U.S. security authorities have issued a joint warning that North Korean state-sponsored hackers may target hospitals and other health care facilities in the United States using ransomware.
The Federal Bureau of Investigation, the Treasury Department and the Cybersecurity and Infrastructure Security Agency issued the joint warning on Wednesday.
In the warning, the agencies said North Korean hackers have been using Maui ransomware since at least May 2021 to target healthcare and public health sector organizations.
Ransomware is a form of malicious software or malware that locks up a victim’s data or computer networks, after which the perpetrator demands a ransom from the victim to make them usable again.
The U.S. agencies said North Korean state-sponsored cyber actors may have deployed the malware against healthcare and public health organizations under the assumption that healthcare organizations "are willing to pay ransoms because these organizations provide services that are critical to human life and health."
The advisory referred to guidance on how to mitigate the risk of a potential ransomware attack, while urging victims to immediately report an attack to authorities.
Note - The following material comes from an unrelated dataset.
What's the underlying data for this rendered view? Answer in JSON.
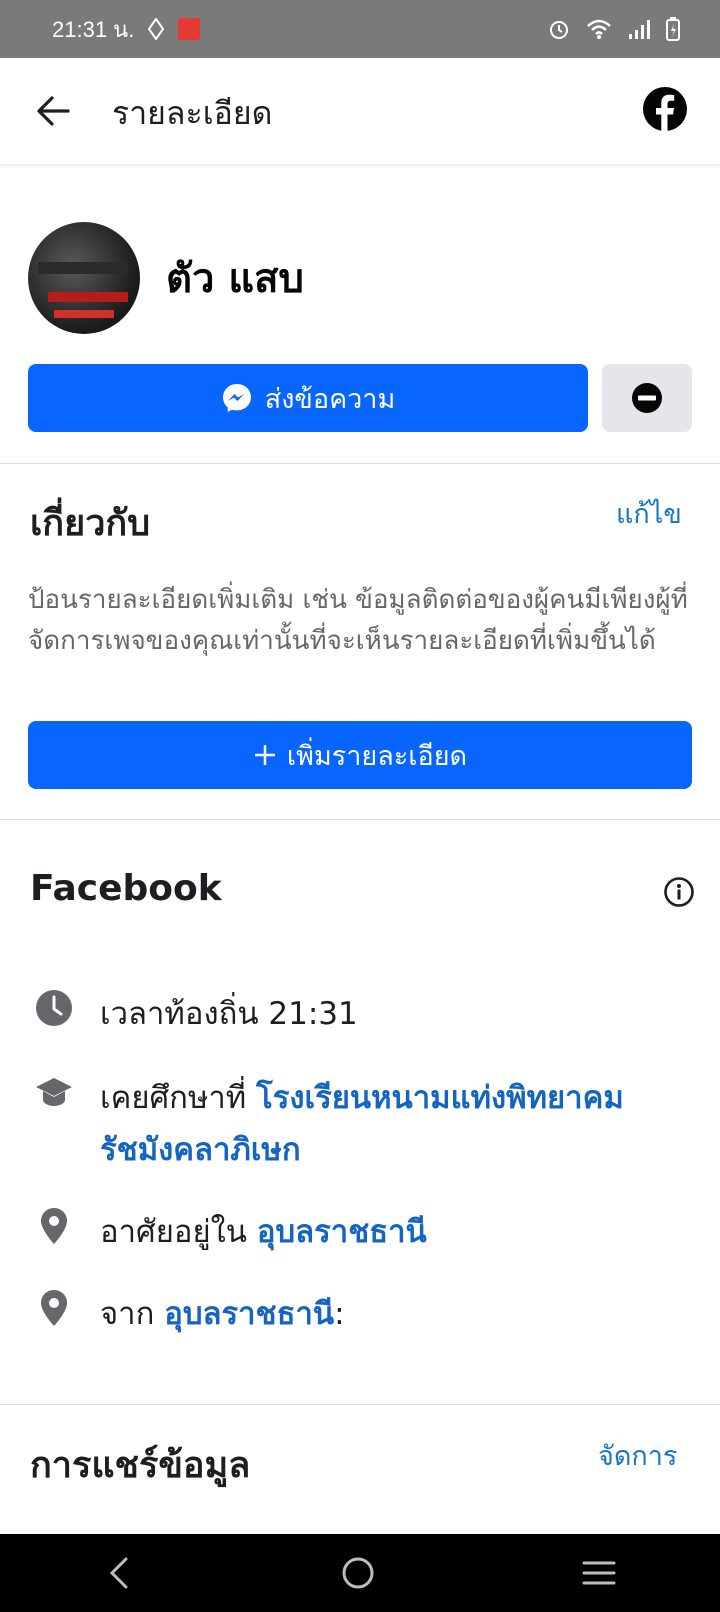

It also discouraged paying ransoms because it does not guarantee files and records will be recovered and may put an institution at risk of violating sanctions.